● YOUR TASK:
Which lines of the records below contain the word "JSON"? Show each one.

(Website and app data records)
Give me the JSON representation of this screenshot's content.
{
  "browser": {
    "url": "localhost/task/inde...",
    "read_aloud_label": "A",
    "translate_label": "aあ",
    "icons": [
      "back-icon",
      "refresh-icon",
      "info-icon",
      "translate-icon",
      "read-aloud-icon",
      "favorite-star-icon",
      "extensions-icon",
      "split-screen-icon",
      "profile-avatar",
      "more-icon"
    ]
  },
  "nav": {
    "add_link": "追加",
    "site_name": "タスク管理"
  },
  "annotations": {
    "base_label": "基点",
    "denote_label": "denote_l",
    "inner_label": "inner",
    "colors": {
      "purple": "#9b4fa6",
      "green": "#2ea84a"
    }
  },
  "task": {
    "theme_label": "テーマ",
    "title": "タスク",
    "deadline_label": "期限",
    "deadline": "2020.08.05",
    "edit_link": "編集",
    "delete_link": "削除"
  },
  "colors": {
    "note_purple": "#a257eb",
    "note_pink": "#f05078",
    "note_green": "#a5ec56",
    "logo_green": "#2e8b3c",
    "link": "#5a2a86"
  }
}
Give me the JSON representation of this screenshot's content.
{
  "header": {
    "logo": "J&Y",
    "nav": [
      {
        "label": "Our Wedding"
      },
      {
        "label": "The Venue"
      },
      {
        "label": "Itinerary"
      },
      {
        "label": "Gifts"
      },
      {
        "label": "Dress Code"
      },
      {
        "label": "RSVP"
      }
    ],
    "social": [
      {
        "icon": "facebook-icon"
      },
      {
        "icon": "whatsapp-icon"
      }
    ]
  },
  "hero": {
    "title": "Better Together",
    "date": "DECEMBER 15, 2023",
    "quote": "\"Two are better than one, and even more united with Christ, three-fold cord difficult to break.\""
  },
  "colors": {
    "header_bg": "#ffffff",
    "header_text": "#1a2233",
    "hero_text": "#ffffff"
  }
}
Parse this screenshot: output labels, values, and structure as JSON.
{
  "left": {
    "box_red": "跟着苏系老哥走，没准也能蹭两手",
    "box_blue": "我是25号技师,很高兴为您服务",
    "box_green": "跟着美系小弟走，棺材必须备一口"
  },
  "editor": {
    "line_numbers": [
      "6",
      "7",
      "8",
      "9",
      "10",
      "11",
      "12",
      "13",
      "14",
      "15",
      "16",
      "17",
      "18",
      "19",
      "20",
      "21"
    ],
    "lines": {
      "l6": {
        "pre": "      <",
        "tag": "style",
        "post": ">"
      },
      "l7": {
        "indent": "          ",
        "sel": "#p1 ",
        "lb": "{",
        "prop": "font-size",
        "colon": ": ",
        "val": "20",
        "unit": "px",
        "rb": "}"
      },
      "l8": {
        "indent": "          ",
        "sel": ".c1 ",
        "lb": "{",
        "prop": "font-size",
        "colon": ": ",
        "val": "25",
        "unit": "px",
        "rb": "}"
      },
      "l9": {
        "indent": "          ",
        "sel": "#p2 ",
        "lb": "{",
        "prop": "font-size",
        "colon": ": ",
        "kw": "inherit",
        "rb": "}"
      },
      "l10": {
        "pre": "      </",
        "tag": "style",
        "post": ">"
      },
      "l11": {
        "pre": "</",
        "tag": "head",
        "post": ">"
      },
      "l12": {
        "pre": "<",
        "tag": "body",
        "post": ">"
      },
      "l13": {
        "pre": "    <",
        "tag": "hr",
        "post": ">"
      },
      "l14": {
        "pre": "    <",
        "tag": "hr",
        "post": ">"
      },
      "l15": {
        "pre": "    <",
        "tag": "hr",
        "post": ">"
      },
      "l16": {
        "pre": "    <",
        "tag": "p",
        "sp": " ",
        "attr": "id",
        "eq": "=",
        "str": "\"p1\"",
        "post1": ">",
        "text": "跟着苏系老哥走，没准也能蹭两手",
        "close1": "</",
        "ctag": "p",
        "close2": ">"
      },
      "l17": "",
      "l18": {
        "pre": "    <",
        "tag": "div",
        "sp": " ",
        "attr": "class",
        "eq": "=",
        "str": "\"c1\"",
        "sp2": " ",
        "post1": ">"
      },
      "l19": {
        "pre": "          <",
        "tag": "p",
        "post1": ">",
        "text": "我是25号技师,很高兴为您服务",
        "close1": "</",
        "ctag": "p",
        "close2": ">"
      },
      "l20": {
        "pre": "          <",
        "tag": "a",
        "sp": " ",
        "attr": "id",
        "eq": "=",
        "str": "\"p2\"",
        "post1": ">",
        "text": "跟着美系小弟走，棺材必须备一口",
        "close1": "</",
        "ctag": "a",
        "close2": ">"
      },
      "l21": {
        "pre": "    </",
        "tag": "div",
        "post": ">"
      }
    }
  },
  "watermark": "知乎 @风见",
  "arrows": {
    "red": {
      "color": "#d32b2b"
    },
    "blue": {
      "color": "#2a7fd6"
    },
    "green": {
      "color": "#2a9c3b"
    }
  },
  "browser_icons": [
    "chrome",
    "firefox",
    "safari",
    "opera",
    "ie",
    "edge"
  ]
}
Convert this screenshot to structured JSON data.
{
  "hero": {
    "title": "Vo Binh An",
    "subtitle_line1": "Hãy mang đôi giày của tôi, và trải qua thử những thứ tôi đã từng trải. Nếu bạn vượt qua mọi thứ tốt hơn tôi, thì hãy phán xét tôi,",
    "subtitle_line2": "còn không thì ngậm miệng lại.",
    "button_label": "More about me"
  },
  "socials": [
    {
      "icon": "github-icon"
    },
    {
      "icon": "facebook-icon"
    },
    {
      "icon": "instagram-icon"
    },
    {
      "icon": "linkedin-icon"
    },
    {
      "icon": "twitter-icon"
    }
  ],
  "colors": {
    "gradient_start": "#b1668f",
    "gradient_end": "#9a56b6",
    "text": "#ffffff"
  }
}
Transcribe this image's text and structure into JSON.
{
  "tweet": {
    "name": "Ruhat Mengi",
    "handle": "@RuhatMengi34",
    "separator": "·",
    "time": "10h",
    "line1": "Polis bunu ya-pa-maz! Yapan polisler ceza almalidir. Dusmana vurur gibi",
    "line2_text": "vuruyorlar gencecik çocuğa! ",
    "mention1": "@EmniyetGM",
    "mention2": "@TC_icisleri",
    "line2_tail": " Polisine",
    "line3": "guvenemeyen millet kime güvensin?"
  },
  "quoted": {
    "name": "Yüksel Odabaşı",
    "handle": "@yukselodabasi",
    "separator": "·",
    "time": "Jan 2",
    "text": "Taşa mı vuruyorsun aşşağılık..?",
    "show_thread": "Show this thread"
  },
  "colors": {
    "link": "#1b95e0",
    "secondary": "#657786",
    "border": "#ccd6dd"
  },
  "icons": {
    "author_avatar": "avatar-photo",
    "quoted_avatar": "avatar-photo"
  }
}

● EXERCISE ANSWER:
Give me the JSON representation of this screenshot's content.
Give me the JSON representation of this screenshot's content.
Parse this screenshot: output labels, values, and structure as JSON.
Convert this screenshot to structured JSON data.
Transcribe this image's text and structure into JSON.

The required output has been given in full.